(GMM) Mick Schumacher says he has used “one or two tips” from his famous father throughout his rise to Formula 1.
It is now highly expected that Haas will shortly announce that 21-year-old Schumacher will step up to the premier category of motor racing next year.
With his lead over Callum Ilott and Yuki Tsunoda, the German will resume his push to win the Formula 2 title this weekend in Bahrain.
“We went into the break with a very good feeling from Sochi – I would have been happy to go on,” Schumacher told RTL. “Now I’m happy that it’s starting again in Bahrain and I feel well-prepared.”
In the same interview, he admitted that he has benefited from the advice of his father and seven time world champion Michael Schumacher, who has not been seen or heard from since his 2013 skiing fall.
“Of course I use one or two tips from my dad – even from my karting days,” he revealed.

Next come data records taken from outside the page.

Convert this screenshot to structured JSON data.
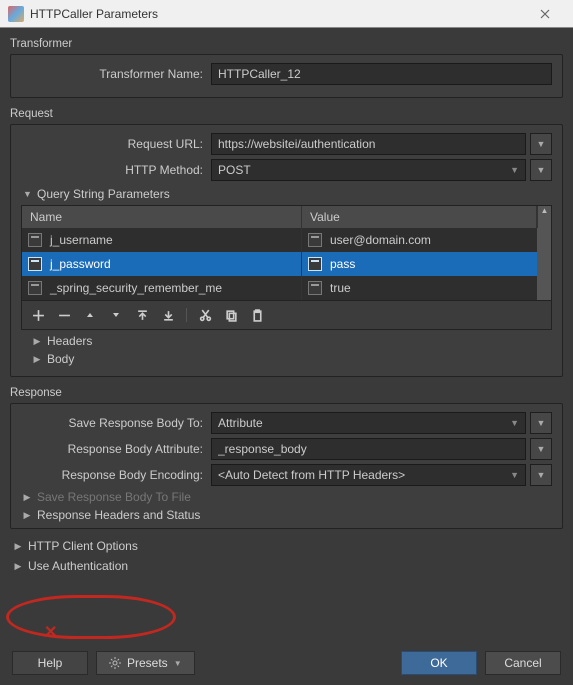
{
  "window": {
    "title": "HTTPCaller Parameters"
  },
  "transformer": {
    "section_label": "Transformer",
    "name_label": "Transformer Name:",
    "name_value": "HTTPCaller_12"
  },
  "request": {
    "section_label": "Request",
    "url_label": "Request URL:",
    "url_value": "https://websitei/authentication",
    "method_label": "HTTP Method:",
    "method_value": "POST",
    "query_params_label": "Query String Parameters",
    "table": {
      "col_name": "Name",
      "col_value": "Value",
      "rows": [
        {
          "name": "j_username",
          "value": "user@domain.com",
          "selected": false
        },
        {
          "name": "j_password",
          "value": "pass",
          "selected": true
        },
        {
          "name": "_spring_security_remember_me",
          "value": "true",
          "selected": false
        }
      ]
    },
    "headers_label": "Headers",
    "body_label": "Body"
  },
  "response": {
    "section_label": "Response",
    "save_body_to_label": "Save Response Body To:",
    "save_body_to_value": "Attribute",
    "body_attr_label": "Response Body Attribute:",
    "body_attr_value": "_response_body",
    "body_enc_label": "Response Body Encoding:",
    "body_enc_value": "<Auto Detect from HTTP Headers>",
    "save_to_file_label": "Save Response Body To File",
    "headers_status_label": "Response Headers and Status"
  },
  "http_client": {
    "label": "HTTP Client Options"
  },
  "use_auth": {
    "label": "Use Authentication"
  },
  "footer": {
    "help": "Help",
    "presets": "Presets",
    "ok": "OK",
    "cancel": "Cancel"
  }
}
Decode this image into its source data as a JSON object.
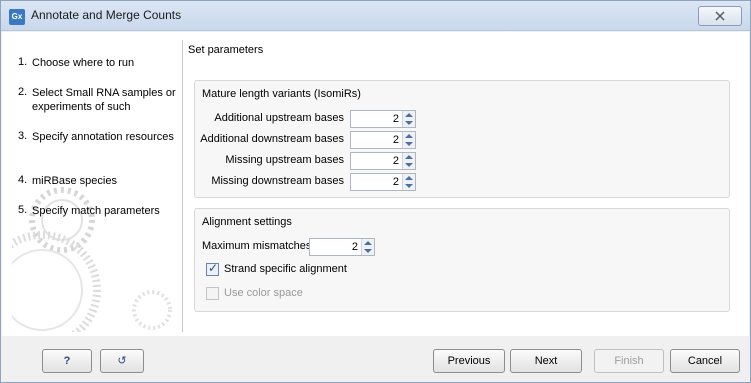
{
  "window": {
    "title": "Annotate and Merge Counts",
    "app_icon": "Gx",
    "close_glyph": "☒"
  },
  "sidebar": {
    "steps": [
      {
        "num": "1.",
        "label": "Choose where to run"
      },
      {
        "num": "2.",
        "label": "Select Small RNA samples or experiments of such"
      },
      {
        "num": "3.",
        "label": "Specify annotation resources"
      },
      {
        "num": "4.",
        "label": "miRBase species"
      },
      {
        "num": "5.",
        "label": "Specify match parameters"
      }
    ],
    "active_step": 5
  },
  "main": {
    "section_title": "Set parameters",
    "isomirs": {
      "title": "Mature length variants (IsomiRs)",
      "fields": [
        {
          "label": "Additional upstream bases",
          "value": "2"
        },
        {
          "label": "Additional downstream bases",
          "value": "2"
        },
        {
          "label": "Missing upstream bases",
          "value": "2"
        },
        {
          "label": "Missing downstream bases",
          "value": "2"
        }
      ]
    },
    "alignment": {
      "title": "Alignment settings",
      "max_mismatches_label": "Maximum mismatches",
      "max_mismatches_value": "2",
      "strand_specific_label": "Strand specific alignment",
      "strand_specific_checked": true,
      "color_space_label": "Use color space",
      "color_space_enabled": false
    }
  },
  "footer": {
    "help_label": "?",
    "reset_icon": "↺",
    "previous_label": "Previous",
    "next_label": "Next",
    "finish_label": "Finish",
    "cancel_label": "Cancel"
  },
  "colors": {
    "accent": "#3a78c3",
    "title_bar": "#c9d8ec"
  }
}
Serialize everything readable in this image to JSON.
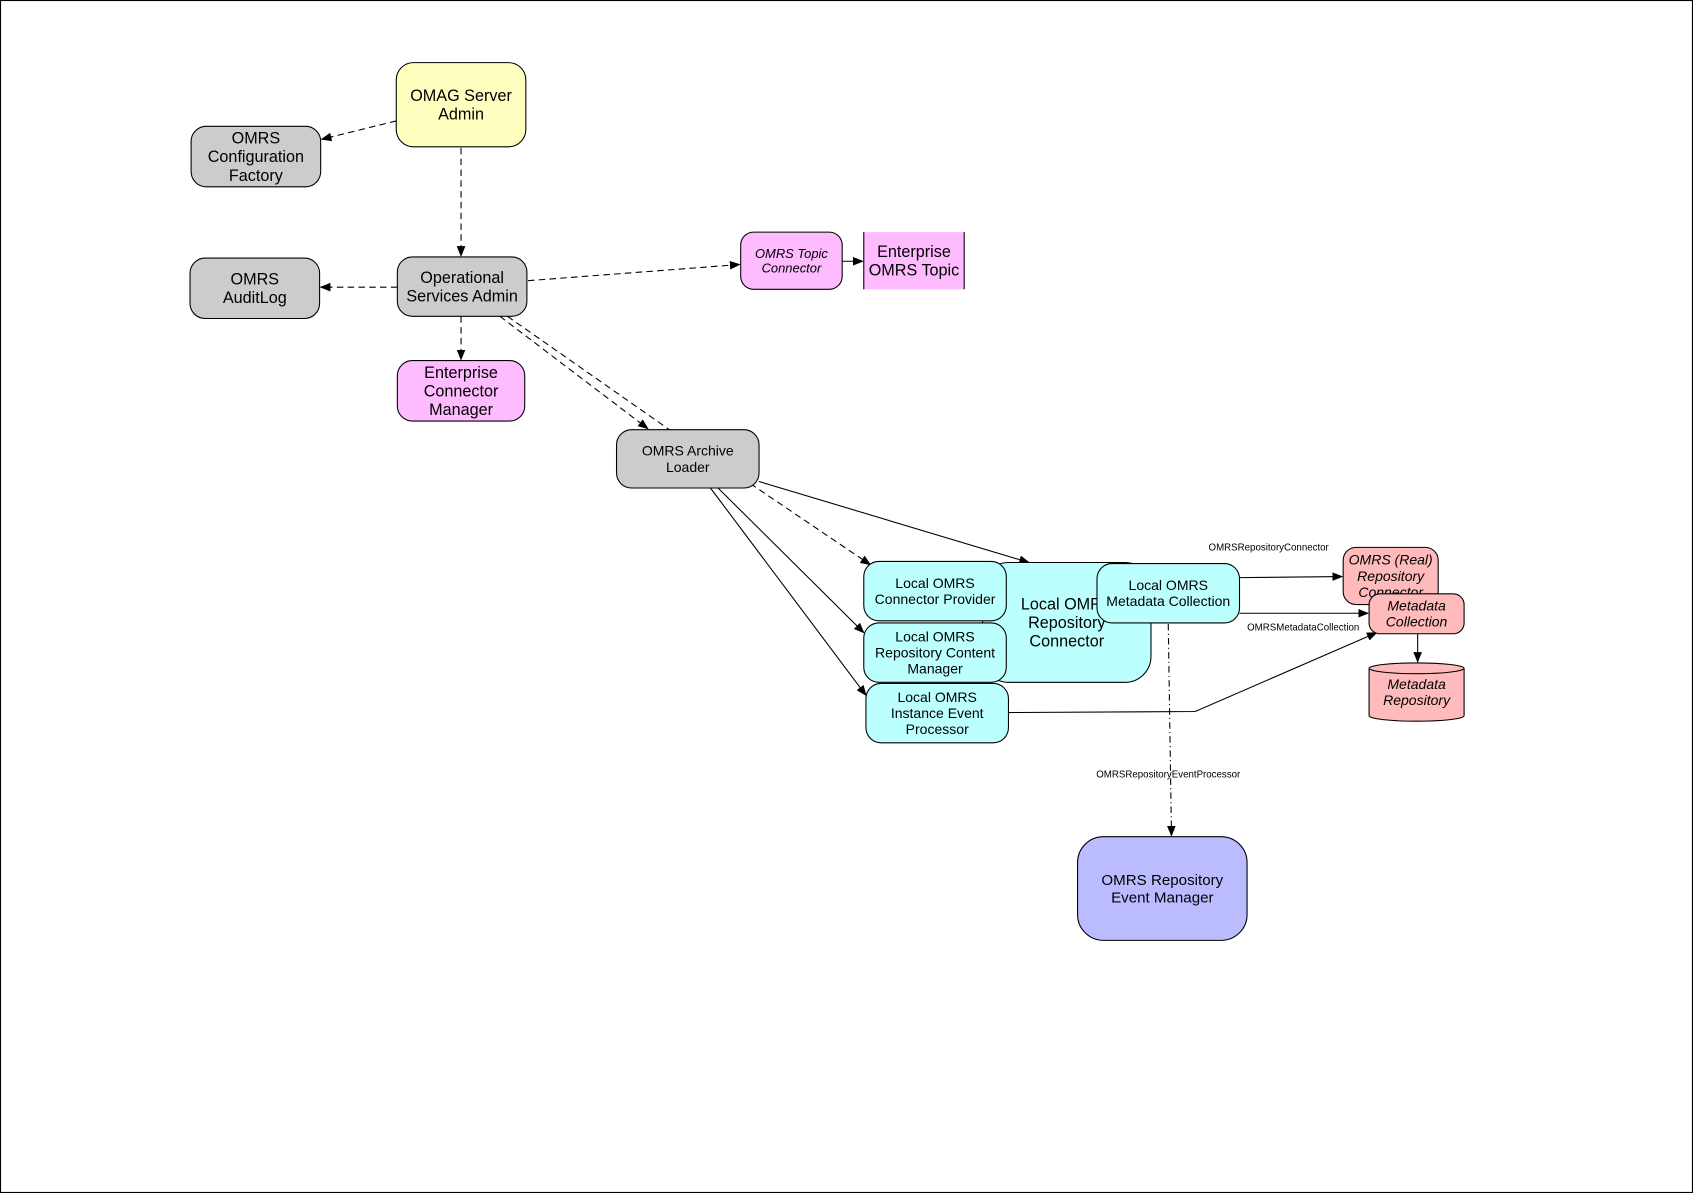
{
  "colors": {
    "admin": "#FFFFC0",
    "grey": "#CCCCCC",
    "enterprise": "#FFBBFF",
    "local": "#BBFFFF",
    "real": "#FFBBBB",
    "event_manager": "#BBBBFF"
  },
  "nodes": {
    "omag_server_admin": [
      "OMAG Server",
      "Admin"
    ],
    "config_factory": [
      "OMRS",
      "Configuration",
      "Factory"
    ],
    "audit_log": [
      "OMRS",
      "AuditLog"
    ],
    "operational_services_admin": [
      "Operational",
      "Services Admin"
    ],
    "enterprise_connector_manager": [
      "Enterprise",
      "Connector",
      "Manager"
    ],
    "topic_connector": [
      "OMRS Topic",
      "Connector"
    ],
    "enterprise_topic": [
      "Enterprise",
      "OMRS Topic"
    ],
    "archive_loader": [
      "OMRS Archive",
      "Loader"
    ],
    "local_repository_connector": [
      "Local OMRS",
      "Repository",
      "Connector"
    ],
    "local_connector_provider": [
      "Local OMRS",
      "Connector Provider"
    ],
    "local_content_manager": [
      "Local OMRS",
      "Repository Content",
      "Manager"
    ],
    "local_event_processor": [
      "Local OMRS",
      "Instance Event",
      "Processor"
    ],
    "local_metadata_collection": [
      "Local OMRS",
      "Metadata Collection"
    ],
    "real_repository_connector": [
      "OMRS (Real)",
      "Repository",
      "Connector"
    ],
    "metadata_collection": [
      "Metadata",
      "Collection"
    ],
    "metadata_repository": [
      "Metadata",
      "Repository"
    ],
    "event_manager": [
      "OMRS Repository",
      "Event Manager"
    ]
  },
  "edge_labels": {
    "repository_connector": "OMRSRepositoryConnector",
    "metadata_collection": "OMRSMetadataCollection",
    "event_processor": "OMRSRepositoryEventProcessor"
  }
}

“At the same time, we are obviously different people and had different experiences in the junior classes. And you have to drive the cars differently today too.

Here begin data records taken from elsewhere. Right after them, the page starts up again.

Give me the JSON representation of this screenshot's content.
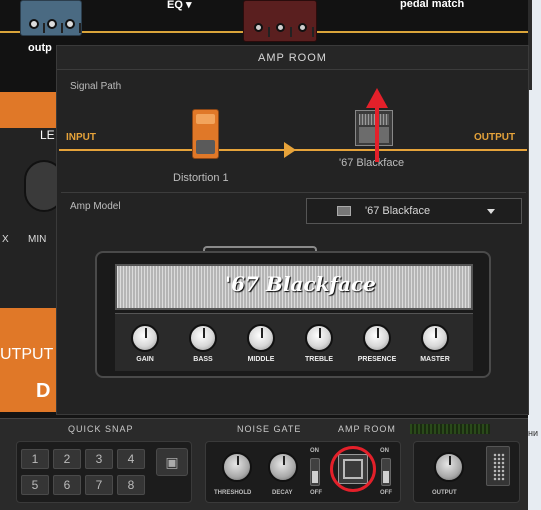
{
  "background": {
    "top_labels": {
      "eq": "EQ",
      "pedal_match": "pedal match",
      "output_fragment": "outp"
    },
    "side_labels": {
      "le": "LE",
      "x": "X",
      "min": "MIN",
      "output": "UTPUT",
      "d": "D"
    },
    "right_edge_text": "ни"
  },
  "modal": {
    "title": "AMP ROOM",
    "signal_path": {
      "label": "Signal Path",
      "input_label": "INPUT",
      "output_label": "OUTPUT",
      "pedal_name": "Distortion 1",
      "amp_name": "'67 Blackface"
    },
    "amp_model": {
      "label": "Amp Model",
      "selected": "'67 Blackface"
    },
    "amp": {
      "logo_text": "'67 Blackface",
      "knobs": [
        "GAIN",
        "BASS",
        "MIDDLE",
        "TREBLE",
        "PRESENCE",
        "MASTER"
      ]
    }
  },
  "bottom": {
    "quick_snap": {
      "label": "QUICK SNAP",
      "buttons": [
        "1",
        "2",
        "3",
        "4",
        "5",
        "6",
        "7",
        "8"
      ]
    },
    "noise_gate": {
      "label": "NOISE GATE",
      "threshold_label": "THRESHOLD",
      "decay_label": "DECAY",
      "on": "ON",
      "off": "OFF"
    },
    "amp_room": {
      "label": "AMP ROOM",
      "on": "ON",
      "off": "OFF"
    },
    "output": {
      "label": "OUTPUT"
    }
  },
  "colors": {
    "accent_orange": "#e6a33a",
    "annotation_red": "#e4202a",
    "pedal_orange": "#e07828"
  }
}
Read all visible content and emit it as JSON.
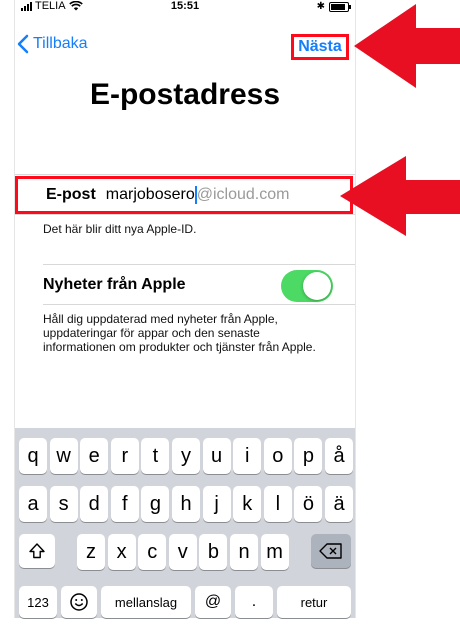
{
  "status_bar": {
    "carrier": "TELIA",
    "time": "15:51"
  },
  "nav": {
    "back_label": "Tillbaka",
    "next_label": "Nästa"
  },
  "title": "E-postadress",
  "email": {
    "label": "E-post",
    "value": "marjobosero",
    "suffix": "@icloud.com"
  },
  "hint": "Det här blir ditt nya Apple-ID.",
  "news": {
    "label": "Nyheter från Apple",
    "enabled": true,
    "description": "Håll dig uppdaterad med nyheter från Apple, uppdateringar för appar och den senaste informationen om produkter och tjänster från Apple."
  },
  "keyboard": {
    "row1": [
      "q",
      "w",
      "e",
      "r",
      "t",
      "y",
      "u",
      "i",
      "o",
      "p",
      "å"
    ],
    "row2": [
      "a",
      "s",
      "d",
      "f",
      "g",
      "h",
      "j",
      "k",
      "l",
      "ö",
      "ä"
    ],
    "row3": [
      "z",
      "x",
      "c",
      "v",
      "b",
      "n",
      "m"
    ],
    "numbers_label": "123",
    "space_label": "mellanslag",
    "at_label": "@",
    "dot_label": ".",
    "return_label": "retur"
  },
  "colors": {
    "accent": "#157efb",
    "highlight": "#ff0a1b",
    "toggle_on": "#4cd964",
    "keyboard_bg": "#d1d4da"
  }
}
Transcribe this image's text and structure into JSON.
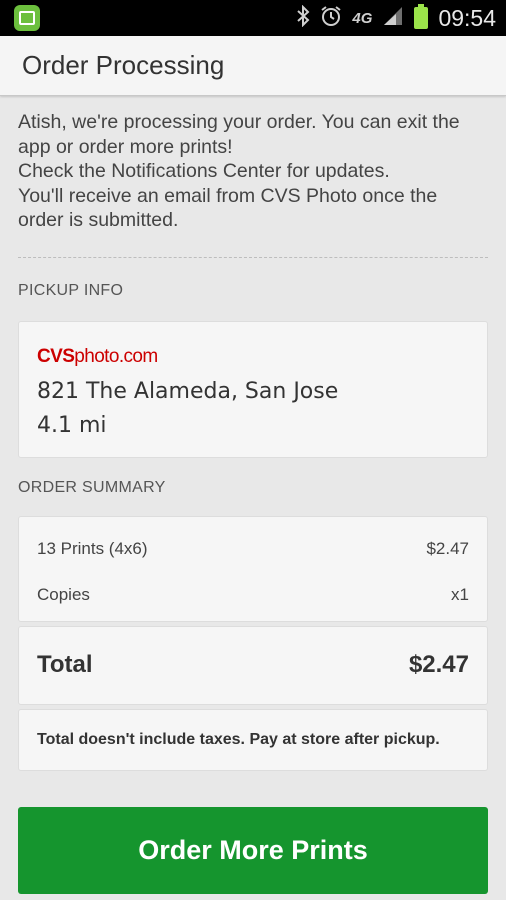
{
  "status_bar": {
    "time": "09:54",
    "network": "4G",
    "icons": [
      "gallery-app-icon",
      "bluetooth-icon",
      "alarm-icon",
      "4g-icon",
      "signal-icon",
      "battery-icon"
    ]
  },
  "header": {
    "title": "Order Processing"
  },
  "intro": {
    "line1": "Atish, we're processing your order. You can exit the app or order more prints!",
    "line2": "Check the Notifications Center for updates.",
    "line3": "You'll receive an email from CVS Photo once the order is submitted."
  },
  "pickup": {
    "section_label": "PICKUP INFO",
    "logo_bold": "CVS",
    "logo_rest": "photo.com",
    "address": "821 The Alameda, San Jose",
    "distance": "4.1 mi"
  },
  "summary": {
    "section_label": "ORDER SUMMARY",
    "item_label": "13 Prints (4x6)",
    "item_price": "$2.47",
    "copies_label": "Copies",
    "copies_value": "x1",
    "total_label": "Total",
    "total_value": "$2.47",
    "note": "Total doesn't include taxes. Pay at store after pickup."
  },
  "actions": {
    "order_more_label": "Order More Prints"
  },
  "colors": {
    "accent_green": "#15952e",
    "logo_red": "#cc0000",
    "battery_green": "#9be34a"
  }
}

“We have a Formula 2 car that weighs 780 kilograms, while the cars of his time were 500 kilos. But of course there are one or two similarities.”

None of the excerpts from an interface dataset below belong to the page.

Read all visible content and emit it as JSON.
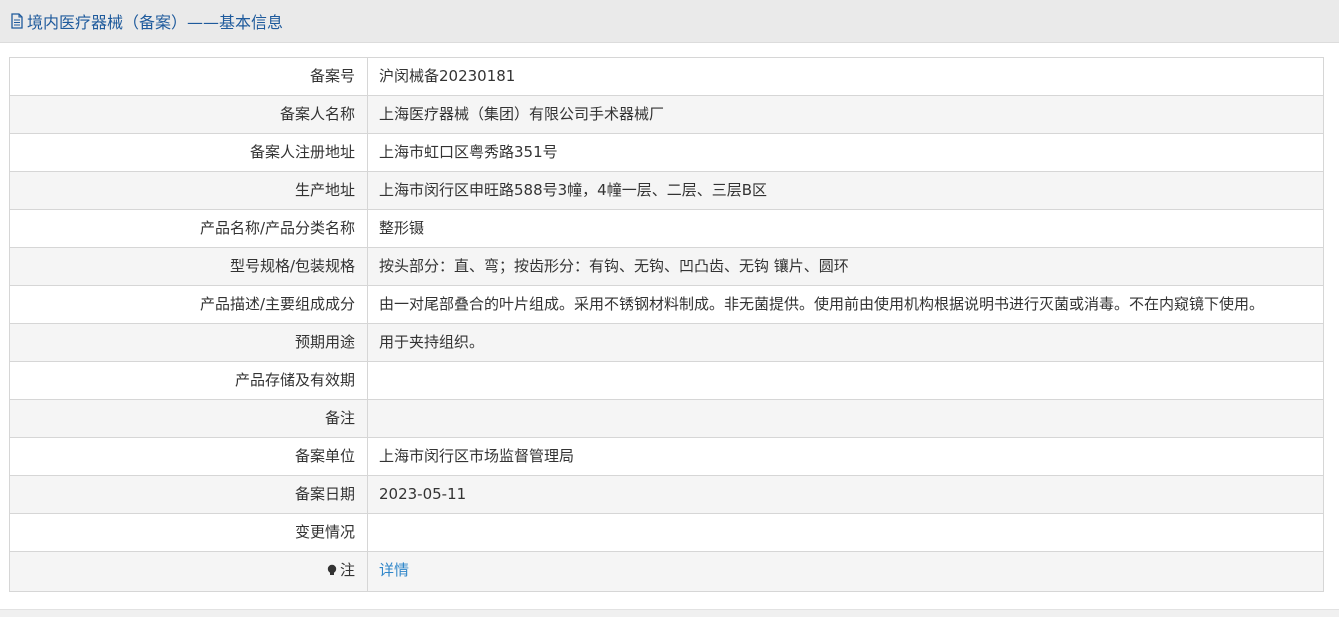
{
  "header": {
    "title": "境内医疗器械（备案）——基本信息",
    "icon": "document-icon"
  },
  "rows": [
    {
      "label": "备案号",
      "value": "沪闵械备20230181"
    },
    {
      "label": "备案人名称",
      "value": "上海医疗器械（集团）有限公司手术器械厂"
    },
    {
      "label": "备案人注册地址",
      "value": "上海市虹口区粤秀路351号"
    },
    {
      "label": "生产地址",
      "value": "上海市闵行区申旺路588号3幢，4幢一层、二层、三层B区"
    },
    {
      "label": "产品名称/产品分类名称",
      "value": "整形镊"
    },
    {
      "label": "型号规格/包装规格",
      "value": "按头部分：直、弯；按齿形分：有钩、无钩、凹凸齿、无钩 镶片、圆环"
    },
    {
      "label": "产品描述/主要组成成分",
      "value": "由一对尾部叠合的叶片组成。采用不锈钢材料制成。非无菌提供。使用前由使用机构根据说明书进行灭菌或消毒。不在内窥镜下使用。"
    },
    {
      "label": "预期用途",
      "value": "用于夹持组织。"
    },
    {
      "label": "产品存储及有效期",
      "value": ""
    },
    {
      "label": "备注",
      "value": ""
    },
    {
      "label": "备案单位",
      "value": "上海市闵行区市场监督管理局"
    },
    {
      "label": "备案日期",
      "value": "2023-05-11"
    },
    {
      "label": "变更情况",
      "value": ""
    }
  ],
  "note_row": {
    "label": "注",
    "icon": "lightbulb-icon",
    "link_text": "详情"
  },
  "colors": {
    "title": "#1e5a9c",
    "link": "#2f86c9",
    "border": "#d6d6d6",
    "stripe": "#f5f5f5"
  }
}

However, as he stands on the cusp of following his father into Formula 1, Mick says he is now coming to fully appreciate what Michael Schumacher achieved.
“What he did was extraordinary,” Mick said. “I realize that more and more every day.
“In the year after I was born, he won the first of five world championships in a row, which I still find unbelievable,” he revealed.
“But honestly, I have never seen him as the greatest driver in the world – first and foremost, he’s just my father.”
When asked if being the next ‘Schumacher’ in the limelight is a major pressure, Schumacher answered: “To be honest, I don’t feel any pressure because of the family name.
“Most of the stress comes from myself,” he told Kicker.
And if he does make it onto the grid in 2021, Mick vowed to take the same steady approach that has delivered his goals in the junior categories.
“Everything is a learning curve,” he said.
“If you take the time to go into the detail, to learn things correctly, it will work out better in the long run than if you try to rush something.”